WORK TO COMPLETE: Repeat every record below exactly as it appears.

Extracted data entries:

################

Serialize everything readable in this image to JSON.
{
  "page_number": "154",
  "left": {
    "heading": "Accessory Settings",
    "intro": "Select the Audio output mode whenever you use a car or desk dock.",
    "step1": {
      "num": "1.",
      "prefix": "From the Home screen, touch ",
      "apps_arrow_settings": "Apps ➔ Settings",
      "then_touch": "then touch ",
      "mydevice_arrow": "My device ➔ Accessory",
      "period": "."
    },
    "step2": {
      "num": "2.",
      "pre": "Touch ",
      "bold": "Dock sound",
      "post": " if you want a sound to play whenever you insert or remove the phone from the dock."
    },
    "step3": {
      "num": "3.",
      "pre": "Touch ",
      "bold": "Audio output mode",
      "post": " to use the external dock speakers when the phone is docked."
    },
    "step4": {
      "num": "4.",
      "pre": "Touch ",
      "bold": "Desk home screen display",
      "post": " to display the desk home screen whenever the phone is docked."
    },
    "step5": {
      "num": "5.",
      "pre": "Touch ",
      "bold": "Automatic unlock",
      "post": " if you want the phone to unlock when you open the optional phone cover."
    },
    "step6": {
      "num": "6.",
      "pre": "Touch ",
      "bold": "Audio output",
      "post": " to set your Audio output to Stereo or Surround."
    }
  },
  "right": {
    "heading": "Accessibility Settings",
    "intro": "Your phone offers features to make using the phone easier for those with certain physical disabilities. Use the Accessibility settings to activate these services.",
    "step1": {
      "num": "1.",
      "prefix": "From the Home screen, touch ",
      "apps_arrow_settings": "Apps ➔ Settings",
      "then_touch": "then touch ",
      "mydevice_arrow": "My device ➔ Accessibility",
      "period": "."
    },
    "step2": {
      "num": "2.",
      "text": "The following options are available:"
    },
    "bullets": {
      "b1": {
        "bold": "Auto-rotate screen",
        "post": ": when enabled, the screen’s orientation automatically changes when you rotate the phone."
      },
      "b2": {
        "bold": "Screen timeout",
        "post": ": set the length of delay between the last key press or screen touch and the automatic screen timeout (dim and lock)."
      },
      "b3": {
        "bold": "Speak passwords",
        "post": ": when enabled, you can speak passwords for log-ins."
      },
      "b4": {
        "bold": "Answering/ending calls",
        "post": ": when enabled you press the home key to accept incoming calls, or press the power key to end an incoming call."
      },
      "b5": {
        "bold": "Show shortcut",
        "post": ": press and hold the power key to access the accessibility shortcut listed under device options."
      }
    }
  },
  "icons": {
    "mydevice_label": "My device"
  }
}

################

EXERCISE RESPONSE:
Serialize everything readable in this image to JSON.
{
  "page_number": "154",
  "left": {
    "heading": "Accessory Settings",
    "intro": "Select the Audio output mode whenever you use a car or desk dock.",
    "step1": {
      "num": "1.",
      "prefix": "From the Home screen, touch ",
      "apps_arrow_settings": "Apps ➔ Settings",
      "then_touch": "then touch ",
      "mydevice_arrow": "My device ➔ Accessory",
      "period": "."
    },
    "step2": {
      "num": "2.",
      "pre": "Touch ",
      "bold": "Dock sound",
      "post": " if you want a sound to play whenever you insert or remove the phone from the dock."
    },
    "step3": {
      "num": "3.",
      "pre": "Touch ",
      "bold": "Audio output mode",
      "post": " to use the external dock speakers when the phone is docked."
    },
    "step4": {
      "num": "4.",
      "pre": "Touch ",
      "bold": "Desk home screen display",
      "post": " to display the desk home screen whenever the phone is docked."
    },
    "step5": {
      "num": "5.",
      "pre": "Touch ",
      "bold": "Automatic unlock",
      "post": " if you want the phone to unlock when you open the optional phone cover."
    },
    "step6": {
      "num": "6.",
      "pre": "Touch ",
      "bold": "Audio output",
      "post": " to set your Audio output to Stereo or Surround."
    }
  },
  "right": {
    "heading": "Accessibility Settings",
    "intro": "Your phone offers features to make using the phone easier for those with certain physical disabilities. Use the Accessibility settings to activate these services.",
    "step1": {
      "num": "1.",
      "prefix": "From the Home screen, touch ",
      "apps_arrow_settings": "Apps ➔ Settings",
      "then_touch": "then touch ",
      "mydevice_arrow": "My device ➔ Accessibility",
      "period": "."
    },
    "step2": {
      "num": "2.",
      "text": "The following options are available:"
    },
    "bullets": {
      "b1": {
        "bold": "Auto-rotate screen",
        "post": ": when enabled, the screen’s orientation automatically changes when you rotate the phone."
      },
      "b2": {
        "bold": "Screen timeout",
        "post": ": set the length of delay between the last key press or screen touch and the automatic screen timeout (dim and lock)."
      },
      "b3": {
        "bold": "Speak passwords",
        "post": ": when enabled, you can speak passwords for log-ins."
      },
      "b4": {
        "bold": "Answering/ending calls",
        "post": ": when enabled you press the home key to accept incoming calls, or press the power key to end an incoming call."
      },
      "b5": {
        "bold": "Show shortcut",
        "post": ": press and hold the power key to access the accessibility shortcut listed under device options."
      }
    }
  },
  "icons": {
    "mydevice_label": "My device"
  }
}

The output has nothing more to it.